** Opening Records for the task block **

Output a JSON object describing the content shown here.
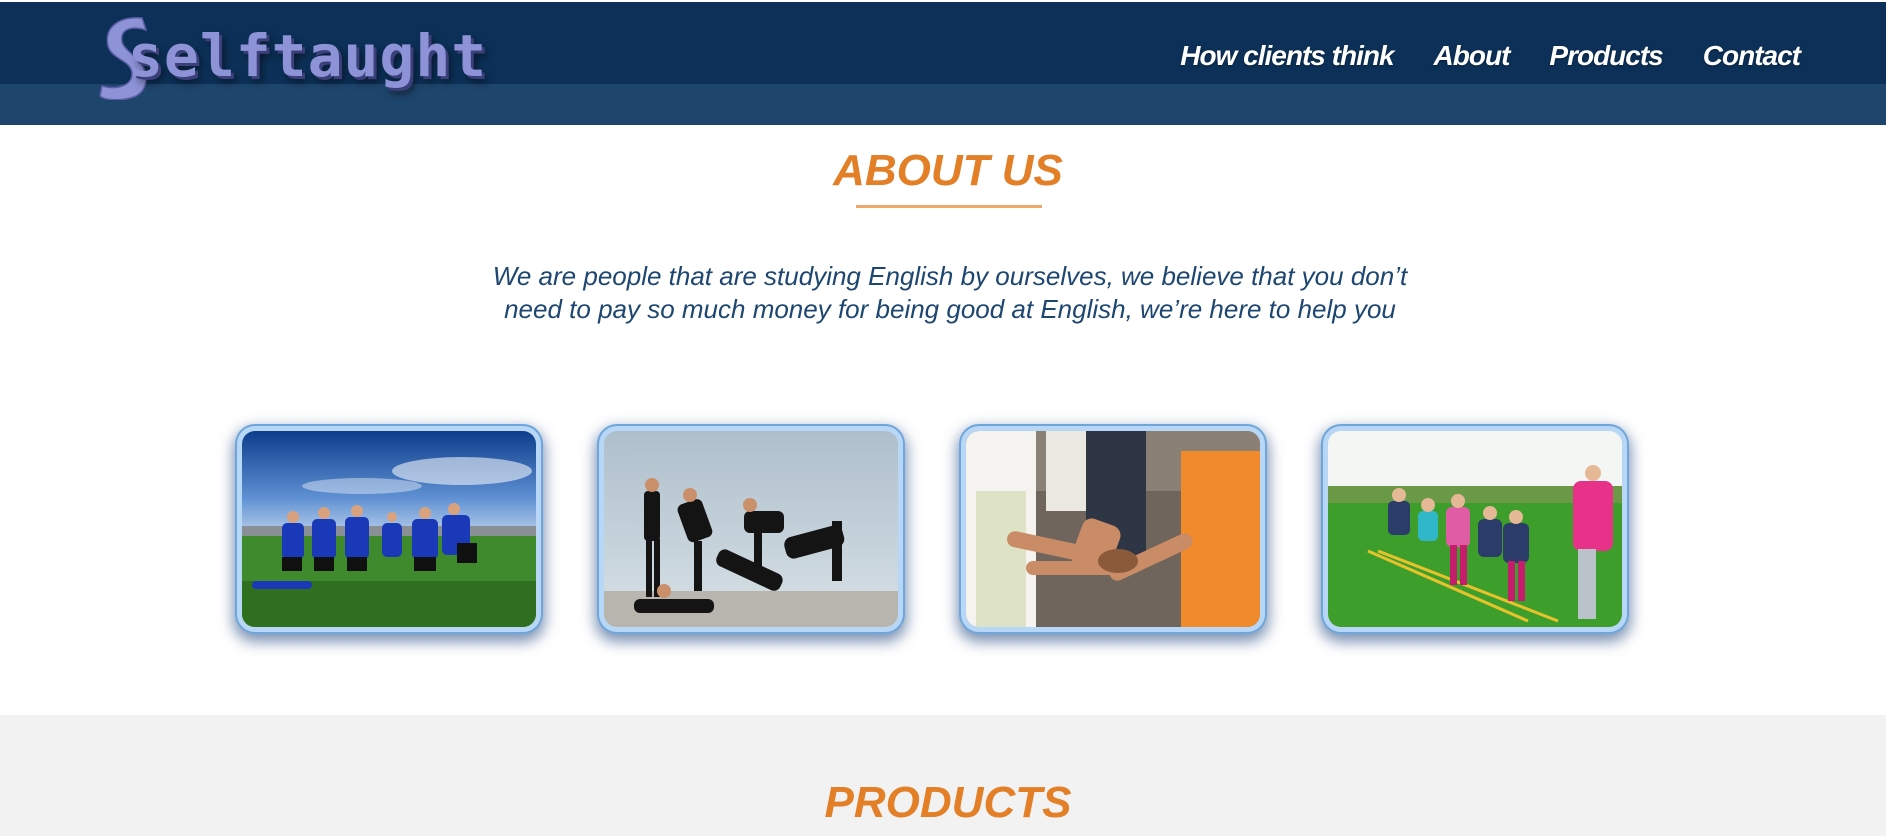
{
  "header": {
    "logo_text": "selftaught",
    "nav": [
      "How clients think",
      "About",
      "Products",
      "Contact"
    ]
  },
  "about": {
    "title": "ABOUT US",
    "description": "We are people that are studying English by ourselves, we believe that you don’t need to pay so much money for being good at English, we’re here to help you",
    "photos": [
      "soccer-team-photo",
      "dancers-photo",
      "hands-together-photo",
      "kids-playing-photo"
    ]
  },
  "products": {
    "title": "PRODUCTS"
  },
  "colors": {
    "header": "#0c3057",
    "accent": "#e27f27",
    "text": "#1d4670",
    "photo_border": "#b8d6f5"
  }
}
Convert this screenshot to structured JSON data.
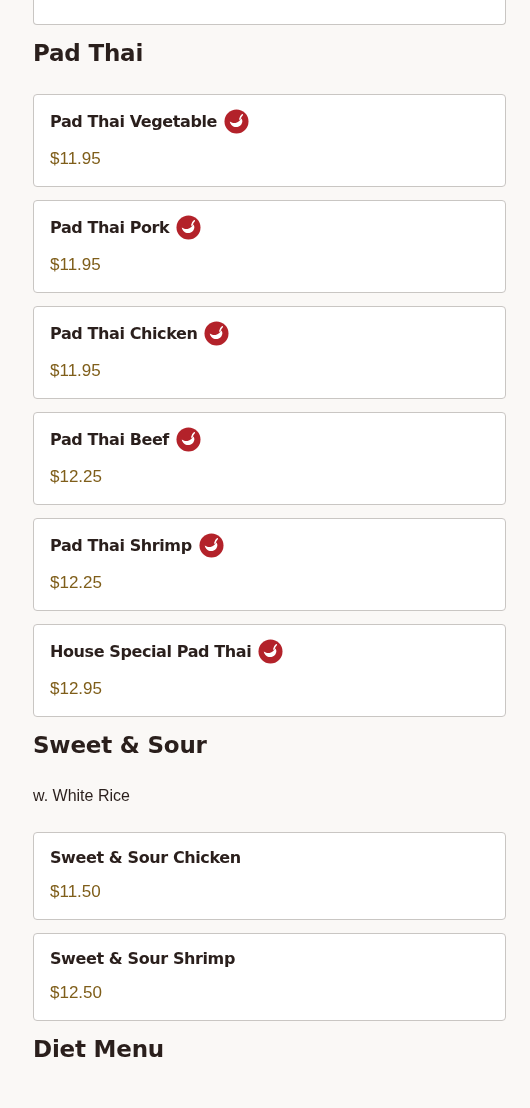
{
  "sections": [
    {
      "title": "Pad Thai",
      "items": [
        {
          "name": "Pad Thai Vegetable",
          "price": "$11.95",
          "spicy": true
        },
        {
          "name": "Pad Thai Pork",
          "price": "$11.95",
          "spicy": true
        },
        {
          "name": "Pad Thai Chicken",
          "price": "$11.95",
          "spicy": true
        },
        {
          "name": "Pad Thai Beef",
          "price": "$12.25",
          "spicy": true
        },
        {
          "name": "Pad Thai Shrimp",
          "price": "$12.25",
          "spicy": true
        },
        {
          "name": "House Special Pad Thai",
          "price": "$12.95",
          "spicy": true
        }
      ]
    },
    {
      "title": "Sweet & Sour",
      "note": "w. White Rice",
      "items": [
        {
          "name": "Sweet & Sour Chicken",
          "price": "$11.50",
          "spicy": false
        },
        {
          "name": "Sweet & Sour Shrimp",
          "price": "$12.50",
          "spicy": false
        }
      ]
    },
    {
      "title": "Diet Menu"
    }
  ]
}
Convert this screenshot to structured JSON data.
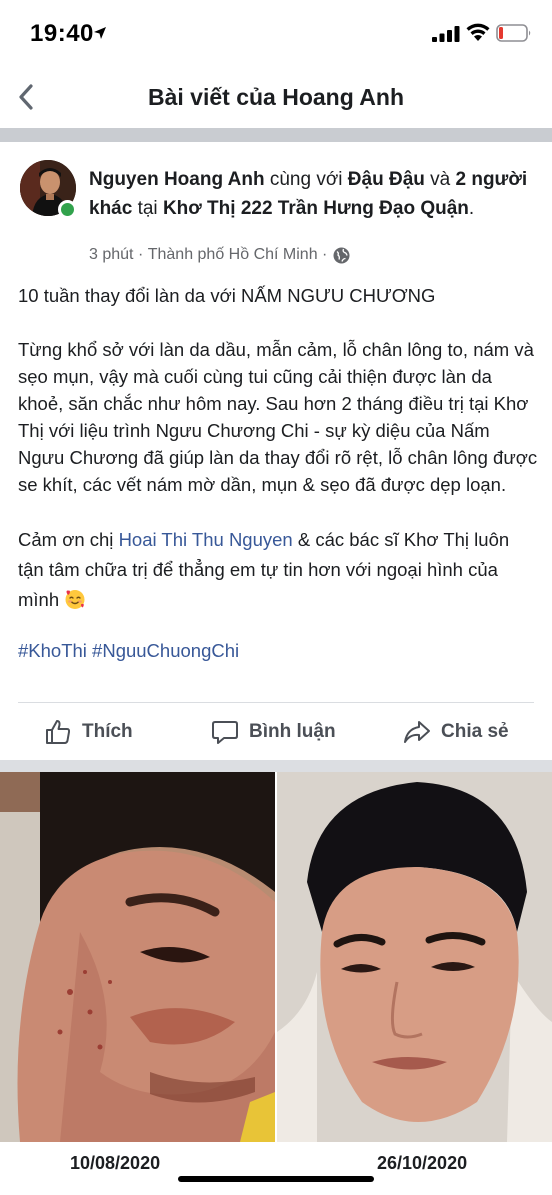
{
  "status_bar": {
    "time": "19:40",
    "icons": [
      "location-arrow-icon",
      "cellular-signal-icon",
      "wifi-icon",
      "battery-icon"
    ]
  },
  "nav": {
    "title": "Bài viết của Hoang Anh",
    "back_icon": "chevron-left-icon"
  },
  "post": {
    "author": "Nguyen Hoang Anh",
    "with_text": " cùng với ",
    "tagged": "Đậu Đậu",
    "and_text": " và ",
    "others": "2 người khác",
    "at_text": " tại ",
    "place": "Khơ Thị 222 Trần Hưng Đạo Quận",
    "end_dot": ".",
    "time": "3 phút",
    "location": "Thành phố Hồ Chí Minh",
    "sep": "·",
    "privacy_icon": "globe-icon",
    "headline": "10 tuần thay đổi làn da với NẤM NGƯU CHƯƠNG",
    "story": "Từng khổ sở với làn da dầu, mẫn cảm, lỗ chân lông to, nám và sẹo mụn, vậy mà cuối cùng tui cũng cải thiện được làn da khoẻ, săn chắc như hôm nay. Sau hơn 2 tháng điều trị tại Khơ Thị với liệu trình Ngưu Chương Chi - sự kỳ diệu của Nấm Ngưu Chương đã giúp làn da thay đổi rõ rệt, lỗ chân lông được se khít, các vết nám mờ dần, mụn & sẹo đã được dẹp loạn.",
    "thanks_prefix": "Cảm ơn chị ",
    "thanks_link": "Hoai Thi Thu Nguyen",
    "thanks_suffix": " & các bác sĩ Khơ Thị luôn tận tâm chữa trị để thẳng em tự tin hơn với ngoại hình của mình ",
    "emoji": "smiling-face-with-hearts-icon",
    "hashtags": "#KhoThi #NguuChuongChi"
  },
  "actions": {
    "like": "Thích",
    "comment": "Bình luận",
    "share": "Chia sẻ"
  },
  "photos": {
    "before_date": "10/08/2020",
    "after_date": "26/10/2020"
  },
  "colors": {
    "link": "#385898",
    "online": "#31a24c",
    "meta": "#65676b",
    "divider": "#c9ccd1"
  }
}
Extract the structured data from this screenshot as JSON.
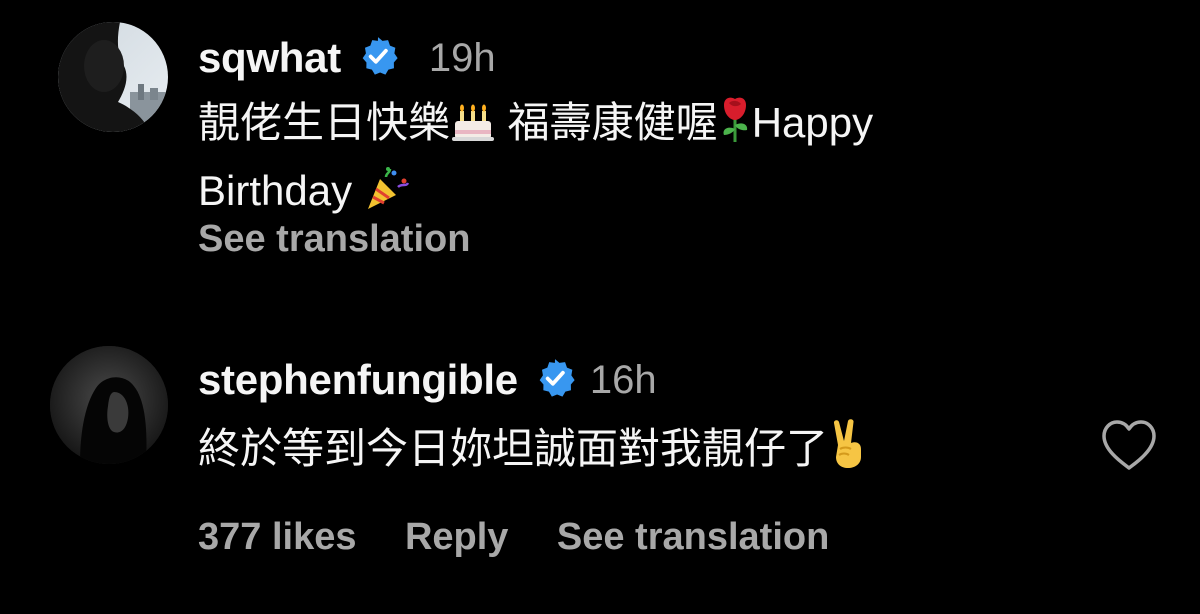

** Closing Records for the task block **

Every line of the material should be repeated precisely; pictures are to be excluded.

Output a JSON object describing the content shown here.
{
  "header": {
    "logo_text": "selftaught",
    "nav": [
      "How clients think",
      "About",
      "Products",
      "Contact"
    ]
  },
  "about": {
    "title": "ABOUT US",
    "description": "We are people that are studying English by ourselves, we believe that you don’t need to pay so much money for being good at English, we’re here to help you",
    "photos": [
      "soccer-team-photo",
      "dancers-photo",
      "hands-together-photo",
      "kids-playing-photo"
    ]
  },
  "products": {
    "title": "PRODUCTS"
  },
  "colors": {
    "header": "#0c3057",
    "accent": "#e27f27",
    "text": "#1d4670",
    "photo_border": "#b8d6f5"
  }
}
Convert this screenshot to structured JSON data.
{
  "sections": [
    {
      "title": "Pad Thai",
      "items": [
        {
          "name": "Pad Thai Vegetable",
          "price": "$11.95",
          "spicy": true
        },
        {
          "name": "Pad Thai Pork",
          "price": "$11.95",
          "spicy": true
        },
        {
          "name": "Pad Thai Chicken",
          "price": "$11.95",
          "spicy": true
        },
        {
          "name": "Pad Thai Beef",
          "price": "$12.25",
          "spicy": true
        },
        {
          "name": "Pad Thai Shrimp",
          "price": "$12.25",
          "spicy": true
        },
        {
          "name": "House Special Pad Thai",
          "price": "$12.95",
          "spicy": true
        }
      ]
    },
    {
      "title": "Sweet & Sour",
      "note": "w. White Rice",
      "items": [
        {
          "name": "Sweet & Sour Chicken",
          "price": "$11.50",
          "spicy": false
        },
        {
          "name": "Sweet & Sour Shrimp",
          "price": "$12.50",
          "spicy": false
        }
      ]
    },
    {
      "title": "Diet Menu"
    }
  ]
}
Convert this screenshot to structured JSON data.
{
  "status_bar": {
    "time": "19:40",
    "icons": [
      "location-arrow-icon",
      "cellular-signal-icon",
      "wifi-icon",
      "battery-icon"
    ]
  },
  "nav": {
    "title": "Bài viết của Hoang Anh",
    "back_icon": "chevron-left-icon"
  },
  "post": {
    "author": "Nguyen Hoang Anh",
    "with_text": " cùng với ",
    "tagged": "Đậu Đậu",
    "and_text": " và ",
    "others": "2 người khác",
    "at_text": " tại ",
    "place": "Khơ Thị 222 Trần Hưng Đạo Quận",
    "end_dot": ".",
    "time": "3 phút",
    "location": "Thành phố Hồ Chí Minh",
    "sep": "·",
    "privacy_icon": "globe-icon",
    "headline": "10 tuần thay đổi làn da với NẤM NGƯU CHƯƠNG",
    "story": "Từng khổ sở với làn da dầu, mẫn cảm, lỗ chân lông to, nám và sẹo mụn, vậy mà cuối cùng tui cũng cải thiện được làn da khoẻ, săn chắc như hôm nay. Sau hơn 2 tháng điều trị tại Khơ Thị với liệu trình Ngưu Chương Chi - sự kỳ diệu của Nấm Ngưu Chương đã giúp làn da thay đổi rõ rệt, lỗ chân lông được se khít, các vết nám mờ dần, mụn & sẹo đã được dẹp loạn.",
    "thanks_prefix": "Cảm ơn chị ",
    "thanks_link": "Hoai Thi Thu Nguyen",
    "thanks_suffix": " & các bác sĩ Khơ Thị luôn tận tâm chữa trị để thẳng em tự tin hơn với ngoại hình của mình ",
    "emoji": "smiling-face-with-hearts-icon",
    "hashtags": "#KhoThi #NguuChuongChi"
  },
  "actions": {
    "like": "Thích",
    "comment": "Bình luận",
    "share": "Chia sẻ"
  },
  "photos": {
    "before_date": "10/08/2020",
    "after_date": "26/10/2020"
  },
  "colors": {
    "link": "#385898",
    "online": "#31a24c",
    "meta": "#65676b",
    "divider": "#c9ccd1"
  }
}
Extract the structured data from this screenshot as JSON.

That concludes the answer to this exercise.